Welcome to Day 4 of the Adjustable Shawls series! Today, we’re talking about adjustable stoles and resizing rectangle shawls.
The Basics of Rectangle Shawls (Stoles)
There is a whole bunch of information about stoles available in my Shawl Design For Everybody series here on knitting.today. If you don’t know anything about rectangular shawls and how they are constructed yet, feel free to browse the series and learn about
in the shawl design online series before proceeding.
Resizing Rectangle Shawls
Stoles are adjustable by default when worked hem to hem or from center out. Make sure you use your kitchen scale as described in the post Your Most Important Tool when working from center outwards or with patterned stoles.
For alignment of pattern modules in square shawls the same principles as outlined in the post on the math of adjustable shawls – What Makes Shawls Adjustable? – apply here, too.
Pattern Modules in Stoles
An example for a stole module setup is shown below: the modules used are a 5 by 5 and a 10 by 10 stitches pattern repeat.
No matter how many rows of 10 x 10 modules are worked, the stitch count is always 50 stitches (five 10 x 10 modules). As 5 x 5 modules can be fitted into a 50 stitch row without remainders, this shawl is adjustable without any problem.
If you want to combine 10 x 10 with 7 x 7 panels, things look a bit differently.
All combinations of 10 x 10 panels give stitch counts divisible by 10: working a number N of 10 x 10 panels results in a stitch count of N*10.
All combinations of 7 x 7 panels give stitch counts divisible by 7: working a number M of 7 x 7 panels results in a stitch count of M*7.
The trick is to find specific numbers M and N for which N*10 = M*7 is true.

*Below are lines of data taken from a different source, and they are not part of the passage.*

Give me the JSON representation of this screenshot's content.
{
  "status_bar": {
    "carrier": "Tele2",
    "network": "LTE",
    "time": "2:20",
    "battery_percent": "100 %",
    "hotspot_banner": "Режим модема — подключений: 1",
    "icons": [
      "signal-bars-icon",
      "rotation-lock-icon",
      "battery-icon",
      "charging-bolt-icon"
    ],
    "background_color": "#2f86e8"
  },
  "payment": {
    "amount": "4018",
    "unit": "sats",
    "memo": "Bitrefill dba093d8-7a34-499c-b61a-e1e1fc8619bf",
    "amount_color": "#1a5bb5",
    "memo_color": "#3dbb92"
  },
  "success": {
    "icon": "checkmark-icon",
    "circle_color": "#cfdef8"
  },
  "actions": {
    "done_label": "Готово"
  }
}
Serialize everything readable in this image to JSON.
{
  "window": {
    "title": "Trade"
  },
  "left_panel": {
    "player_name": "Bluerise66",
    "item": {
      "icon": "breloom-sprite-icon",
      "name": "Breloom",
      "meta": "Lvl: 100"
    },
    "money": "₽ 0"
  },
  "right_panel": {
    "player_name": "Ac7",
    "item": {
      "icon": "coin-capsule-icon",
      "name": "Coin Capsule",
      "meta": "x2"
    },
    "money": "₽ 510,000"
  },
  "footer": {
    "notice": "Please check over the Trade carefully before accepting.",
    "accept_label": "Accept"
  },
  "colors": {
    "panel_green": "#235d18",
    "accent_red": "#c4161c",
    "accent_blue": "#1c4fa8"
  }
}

The solution is relatively easy here: N*10 = 10*N which has to be equal to M*7 to make it work:
10*N = M*7
Can you spot the solution? If N = 7 and M = 10, the equation is true:
10 * 7 = 10 * 7 = 70.
We need a stitch count of 70 to make it work! So if we choose to work 7 repeats of 10 x 10 panels and 10 repeats of 7 x 7 panels, it works out.
It also works out for each multiple: 2 * (10 * 7) = 140 stitches, 14 repeats of 10 x 10 panels, works too. And also 3 * (10 * 7) = 210, 4 * (10 * 7) = 210, and so on. If you still have no clue what I’m talking about, get out your undergrad math books and look up the chapter on the least common multiple. (Do you still wonder why the heck you had to learn this awkward math things in school? Now here you got your answer! You can use them to make your knitting life easier!)
The easiest formula for a working combination of A x A with B x B stitch panels is to calculate your needed stitch count by using
C * (A * B)
where C is any whole number greater than zero (1, 2, 3, …) and A and B are your panel stitch counts. (Cave: this works for symmetrical panels only where the stitch count equals the row count in one panel! It does NOT work for panels A x B where A is not equal to B.)
Stoles using only one stitch pattern (for instance, only use garter stitch or only one pattern repeat) are adjustable by default. Resizing rectangle shawls is easy in this case.
To turn stoles with different stitch patterns into adjustable stoles, you have to make sure the stitch count before and after a pattern transition (changing the pattern within the stole) does not change.
Any questions so far? If yes, feel free to drop me a comment!